The subject of the transparency of red- or white-hot metals was referred to in our last Chronicles. "It is generally believed amongst scientific men that the supposed phenomenon is merely an optical delusion. A correspondent of the Chemical News' has, however, adduced an observation on the opposite side. He says a few weeks ago he went over some steel works in the North of England, and there the manager spoke of it as a well-known fact that steel at a white heat was transparent. In proof of this he showed that when the molten metal was being poured out, the edge of the crucible appeared to be distinctly visible through the molten metal. This could only be seen directly the crucible was taken out of the furnace before it had cooled in the least.

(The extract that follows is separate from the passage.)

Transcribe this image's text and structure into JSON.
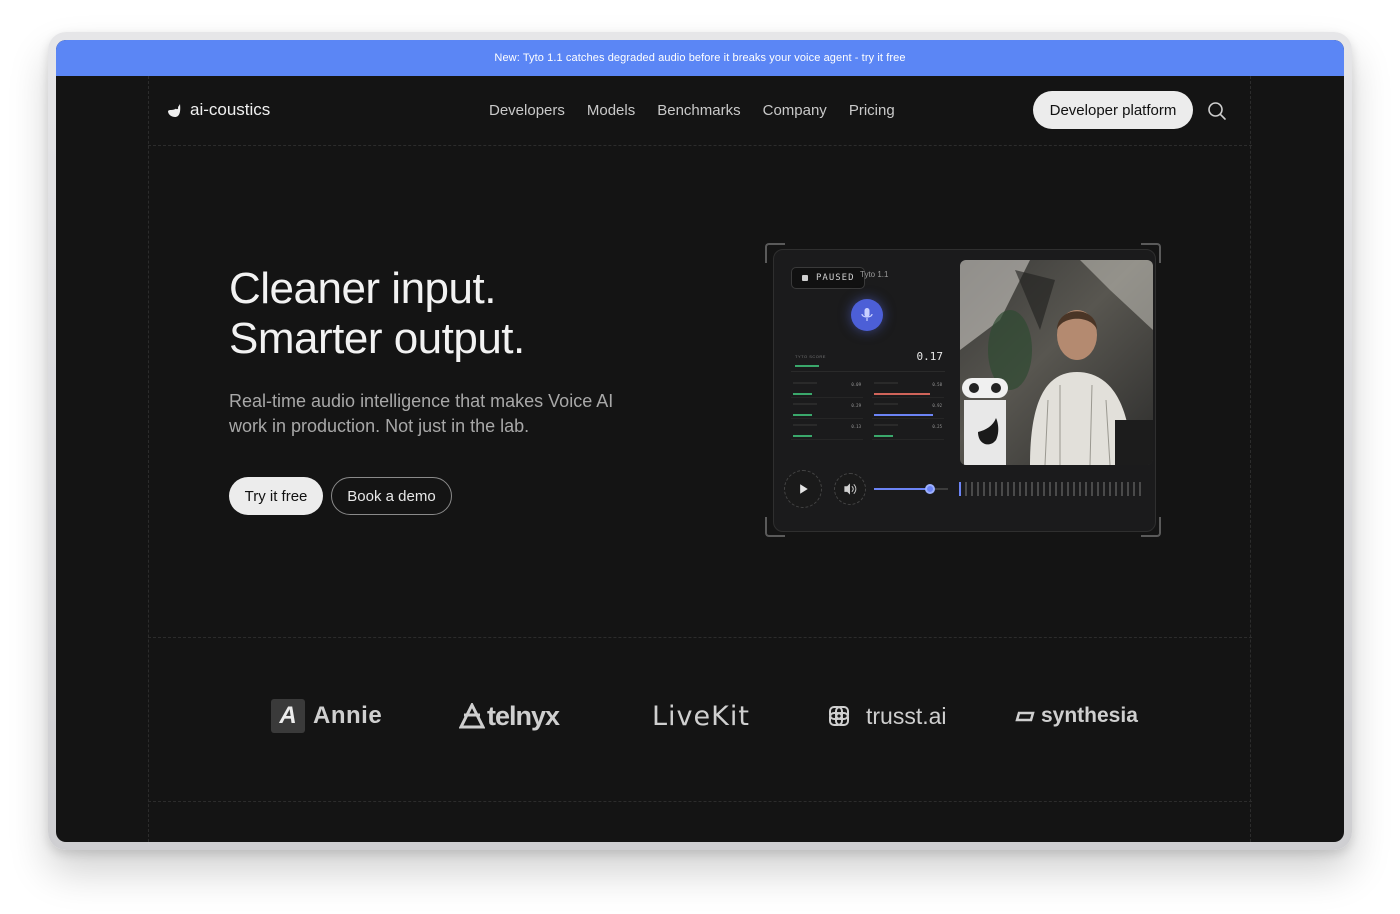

Mr. A. E. Fletcher, Government Inspector of Alkali Works for the Western District, has constructed a most useful instrument for measuring the velocity of a current of air. He uses it for measuring the speed of air in flues and chimneys. The construction of the apparatus is based on the fact that a current of air, passing across the open end of a straight tube, causes a partial vacuum in it. An application of this principle is seen in a small toy in common use, in which a liquid is made to ascend several inches in a vertical tube, by blowing through another tube across its open end; it rises by virtue of the partial vacuum caused by the current of air which crosses it. If then a straight tube is inserted through a hole in the brickwork of a chimney or flue, so that the current of air in the flue passes across its open end, a partial vacuum will be formed in it, greater or less in proportion to the velocity of the current. A tube in such a position will, however, communicate a suction arising from that of the chimney itself, besides that suction produced by the current of air passing across its open end, and for the present purpose these two must be distinguished. To effect this, two tubes should be inserted in the chimney, one of them having a straight, and the other a bent end, the bend to be turned so as to meet the current of air; both tubes are open. In each of these tubes will be experienced the partial vacuum due to the suction of the chimney itself. In the straight tube, however, this will be increased by the suction caused by the passage of the current of air across its open end, while in the case of the bent tube this will be diminished by the pressure caused by the current of air blowing into it. The difference therefore between the suction in the two tubes will be due to the action of the current of air in the chimney, and it remains only to measure this difference in order to measure the velocity of the current itself. After many trials, Mr. Fletcher adopted the following plan for measuring this suction. The tubes were connected with a U-Tube, and means were adopted for accurately seeing and measuring its slightest indications. In the first place, the limits were increased until they were no longer small tubes of